REQUIRED WORK. The word "JSON" turns up on some lines of this data; say how many, and give no other text.

※ ※ ※

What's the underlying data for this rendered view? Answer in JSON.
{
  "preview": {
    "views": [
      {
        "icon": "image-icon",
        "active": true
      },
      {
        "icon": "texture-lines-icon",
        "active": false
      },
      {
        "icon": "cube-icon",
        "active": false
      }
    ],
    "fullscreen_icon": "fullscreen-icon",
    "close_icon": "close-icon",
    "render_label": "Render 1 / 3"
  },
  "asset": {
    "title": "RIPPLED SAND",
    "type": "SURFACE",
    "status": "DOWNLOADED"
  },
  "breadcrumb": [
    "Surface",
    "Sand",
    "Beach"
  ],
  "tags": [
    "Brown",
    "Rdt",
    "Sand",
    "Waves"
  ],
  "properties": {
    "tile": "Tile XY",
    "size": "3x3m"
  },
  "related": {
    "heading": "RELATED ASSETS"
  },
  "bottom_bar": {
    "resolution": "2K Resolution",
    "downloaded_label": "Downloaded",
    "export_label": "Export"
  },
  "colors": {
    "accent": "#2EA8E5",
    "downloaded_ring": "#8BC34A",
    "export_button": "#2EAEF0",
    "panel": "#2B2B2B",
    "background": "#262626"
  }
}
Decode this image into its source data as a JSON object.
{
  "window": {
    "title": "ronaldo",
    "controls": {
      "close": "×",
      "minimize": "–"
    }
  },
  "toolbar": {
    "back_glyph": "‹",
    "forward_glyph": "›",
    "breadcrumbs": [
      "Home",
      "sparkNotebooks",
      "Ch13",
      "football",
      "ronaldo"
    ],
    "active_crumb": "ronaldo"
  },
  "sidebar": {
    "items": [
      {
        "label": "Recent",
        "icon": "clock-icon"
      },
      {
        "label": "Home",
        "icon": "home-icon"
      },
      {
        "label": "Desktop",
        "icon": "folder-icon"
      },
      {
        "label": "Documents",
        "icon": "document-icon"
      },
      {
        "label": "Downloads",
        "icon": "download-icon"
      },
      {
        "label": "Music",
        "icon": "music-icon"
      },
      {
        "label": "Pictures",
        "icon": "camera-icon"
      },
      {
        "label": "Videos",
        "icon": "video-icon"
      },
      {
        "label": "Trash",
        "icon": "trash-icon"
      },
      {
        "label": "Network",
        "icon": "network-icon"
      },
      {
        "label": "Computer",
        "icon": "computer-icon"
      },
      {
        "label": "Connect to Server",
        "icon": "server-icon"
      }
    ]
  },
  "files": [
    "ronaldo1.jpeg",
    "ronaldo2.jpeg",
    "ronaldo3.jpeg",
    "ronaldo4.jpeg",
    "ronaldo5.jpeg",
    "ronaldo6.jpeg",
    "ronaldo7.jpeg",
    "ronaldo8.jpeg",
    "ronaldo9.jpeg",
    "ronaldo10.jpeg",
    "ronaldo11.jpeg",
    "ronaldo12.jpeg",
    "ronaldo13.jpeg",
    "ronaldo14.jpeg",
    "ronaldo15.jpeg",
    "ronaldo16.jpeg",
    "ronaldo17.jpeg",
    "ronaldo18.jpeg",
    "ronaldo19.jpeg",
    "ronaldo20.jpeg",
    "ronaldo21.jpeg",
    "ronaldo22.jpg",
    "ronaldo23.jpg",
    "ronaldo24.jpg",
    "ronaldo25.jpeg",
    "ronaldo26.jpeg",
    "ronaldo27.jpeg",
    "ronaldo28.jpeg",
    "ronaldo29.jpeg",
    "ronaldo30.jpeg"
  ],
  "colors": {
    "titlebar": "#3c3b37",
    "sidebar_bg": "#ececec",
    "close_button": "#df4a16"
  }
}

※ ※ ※

OUTPUT OF THE TASK. 2